All of your statements need to be true, never misleading. You might need to substantiate your comments. These forums should never be used to comment on sensitive material. This might include any potential legal matters, litigation, or any parties we are in litigation, financials, ISU intellectual property, personnel changes, layoffs, and contractual agreements. We don’t have the authority to comment on those items. If you want to write about other colleges and schools, make sure you know what you are talking about and that you have permission. Don't try to settle scores or goad members of other schools into inflammatory debates. The updates we publish are widely accessible and will be around for a long time. Another thing we don’t do is we don't pick fights. If you ever see misrepresentations made about ISU, the forums might be used to point out the errors or help “set the record straight” but this matter should be done with respect. We should always stick to the facts, make sure that it does not disparage the person making the comment and identify your affiliation. Avoid arguments. Big knockdown, drag out fights might earn traffic, but neither party wins in the end.

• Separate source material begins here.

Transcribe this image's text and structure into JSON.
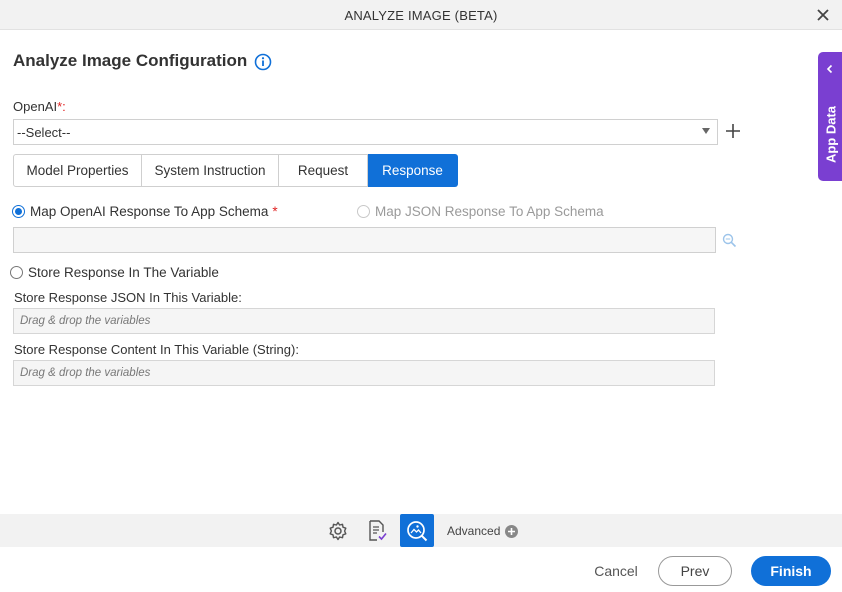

It is easy for the lines between personal and professional to become blurred when using social media. Just by identifying yourself as an ISU employee, you are creating perceptions about yourself and your right to speak for the college. Many people may be watching including our alumni, present students, prospective students, and the general public. Do us all proud. Be sure that all content associated with you is consistent with your work and with the values and professional standards that ISU wants to present to everyone.
Did you mess up? Congratulations, you are now a normal human being. Admit it. Be upfront and then correct it. If you make an error on a blog or a similar site, the best method is to modify the earlier post and make a notation that you have done so. Do not just delete it and "hope it goes away."
You might be in the middle of a great conversation or a healthy debate but don’t let haste cause problems. We don’t need to respond to every criticism. One option is to invite differing points of view without causing others to be insulted and sometimes it is best to not get involved at all. Some topics are a no win scenario like politics or religion. Everyone has their own opinion and it is not ISU’s policy to get in the middle of those debates. So be careful and considerate. Once the words are out there, you can't really get them back. Once a discussion gets going, it's hard to stop. If something that you want to write makes you even the slightest bit uncomfortable then STOP! Review the guidelines, consult the other members of the web team, and figure out what it is that is bothering you. If everyone is still unsure, you might want to discuss it with our legal representative. Ultimately, what you publish is yours—as is the responsibility. Be Sure!
Just remember, for every site you create – you have to maintain. In the web world, it actually does more harm to do something half-way than to not do it at all. Just because something is new does not mean we have to be there. We need to explore new areas but we should be sure they are a valuable investment of our time before making it world wide.
Finally, avoid the temptation to fit more into a tweet or post by the liberal use of slang or a lot of popular abbreviations. While many people know what lol and rotfl might mean, not everyone does. Shorthand might help your text size, but it also might make your tweet read like a teenager’s text message. News reporters often try to tell their story by being simple and clear. Don’t try to fit too much information into a single message. Also: Link directly to blogs or other online sources. Make a link to the full story on ISU’s website. Shorten URLs through tinyurl or bit.ly or one of the more stable services. On twitter, leave room for people to retweet. If you use all 140 characters, it makes it hard for people to pass along your comments.
We welcome and invite all interested parties to add their opinion and contribute toward improving these guidelines. Send comments or suggestion to firstname.lastname@example.org.